Information supplied ->
>>>

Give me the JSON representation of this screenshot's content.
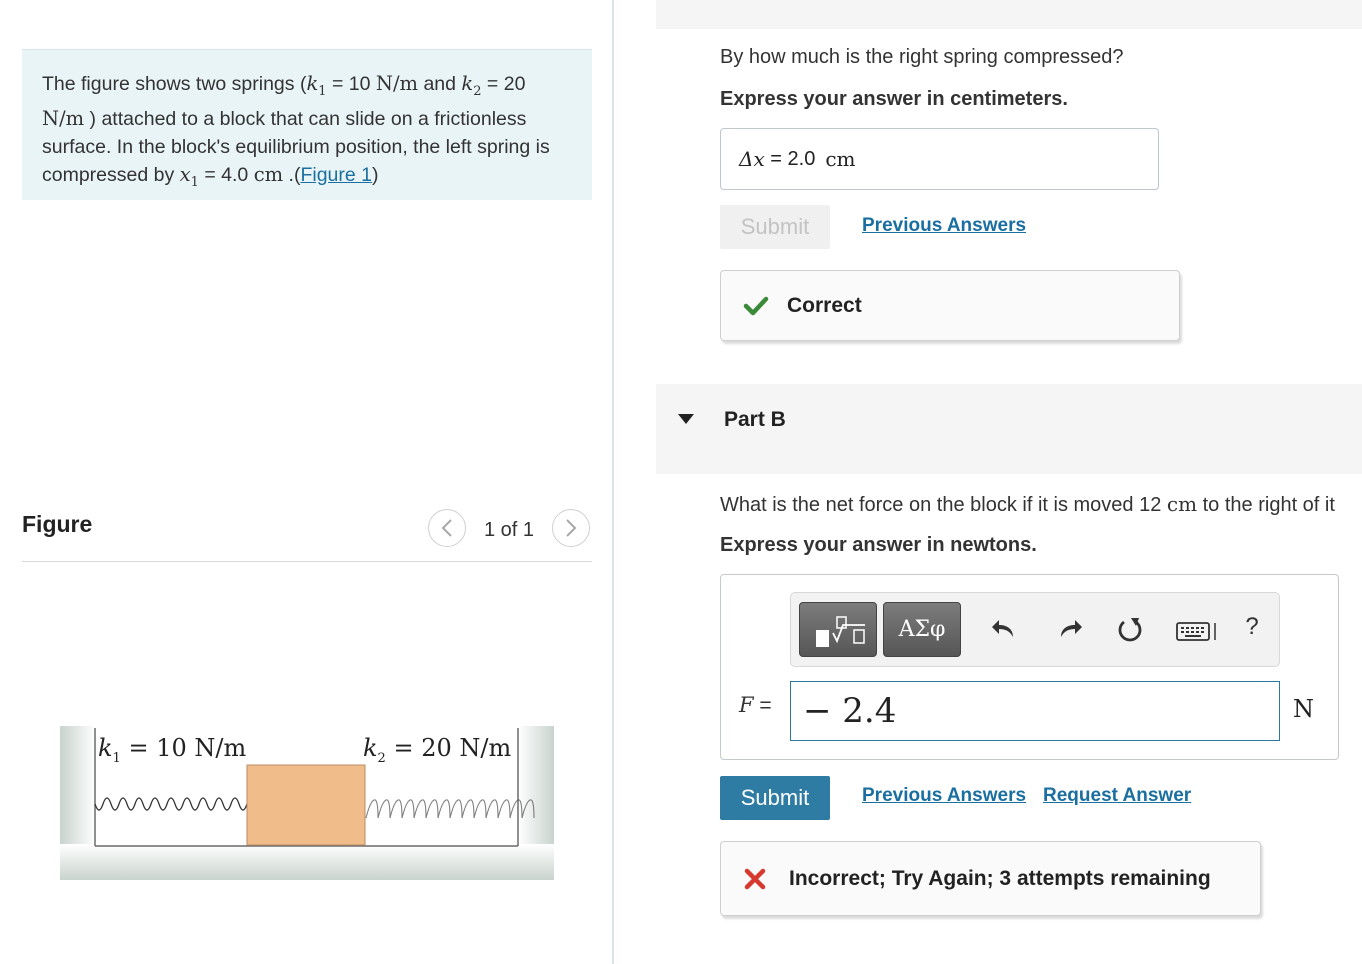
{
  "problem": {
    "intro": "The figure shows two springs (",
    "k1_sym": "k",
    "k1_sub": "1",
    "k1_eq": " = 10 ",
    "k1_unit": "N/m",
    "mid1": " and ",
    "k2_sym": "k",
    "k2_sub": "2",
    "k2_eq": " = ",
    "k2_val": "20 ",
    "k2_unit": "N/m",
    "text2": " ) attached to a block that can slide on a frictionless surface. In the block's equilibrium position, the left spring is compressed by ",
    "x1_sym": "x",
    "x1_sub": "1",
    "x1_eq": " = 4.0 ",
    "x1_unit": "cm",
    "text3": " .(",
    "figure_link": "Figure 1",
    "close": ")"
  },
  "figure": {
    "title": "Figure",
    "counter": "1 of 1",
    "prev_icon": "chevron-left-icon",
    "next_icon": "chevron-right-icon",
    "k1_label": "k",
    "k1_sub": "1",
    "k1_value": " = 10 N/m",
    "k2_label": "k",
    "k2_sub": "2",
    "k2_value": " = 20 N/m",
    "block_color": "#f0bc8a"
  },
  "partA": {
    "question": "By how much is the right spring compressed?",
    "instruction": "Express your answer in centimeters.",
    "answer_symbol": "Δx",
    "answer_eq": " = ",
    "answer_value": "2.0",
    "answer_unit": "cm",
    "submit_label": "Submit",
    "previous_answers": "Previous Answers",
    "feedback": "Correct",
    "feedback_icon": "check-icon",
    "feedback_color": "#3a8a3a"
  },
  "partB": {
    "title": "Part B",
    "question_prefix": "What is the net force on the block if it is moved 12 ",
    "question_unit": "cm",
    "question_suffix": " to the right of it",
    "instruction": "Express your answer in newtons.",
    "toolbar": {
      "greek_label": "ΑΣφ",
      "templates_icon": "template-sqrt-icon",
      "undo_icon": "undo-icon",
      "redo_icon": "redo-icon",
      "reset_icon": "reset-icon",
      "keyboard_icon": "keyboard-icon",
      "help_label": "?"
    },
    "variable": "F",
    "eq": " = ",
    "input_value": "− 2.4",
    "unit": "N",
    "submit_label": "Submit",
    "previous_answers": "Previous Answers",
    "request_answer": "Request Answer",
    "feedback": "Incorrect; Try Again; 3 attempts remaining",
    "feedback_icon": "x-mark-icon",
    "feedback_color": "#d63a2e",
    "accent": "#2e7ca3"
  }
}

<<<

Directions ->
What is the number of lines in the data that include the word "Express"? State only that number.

Output for this exercise ->
2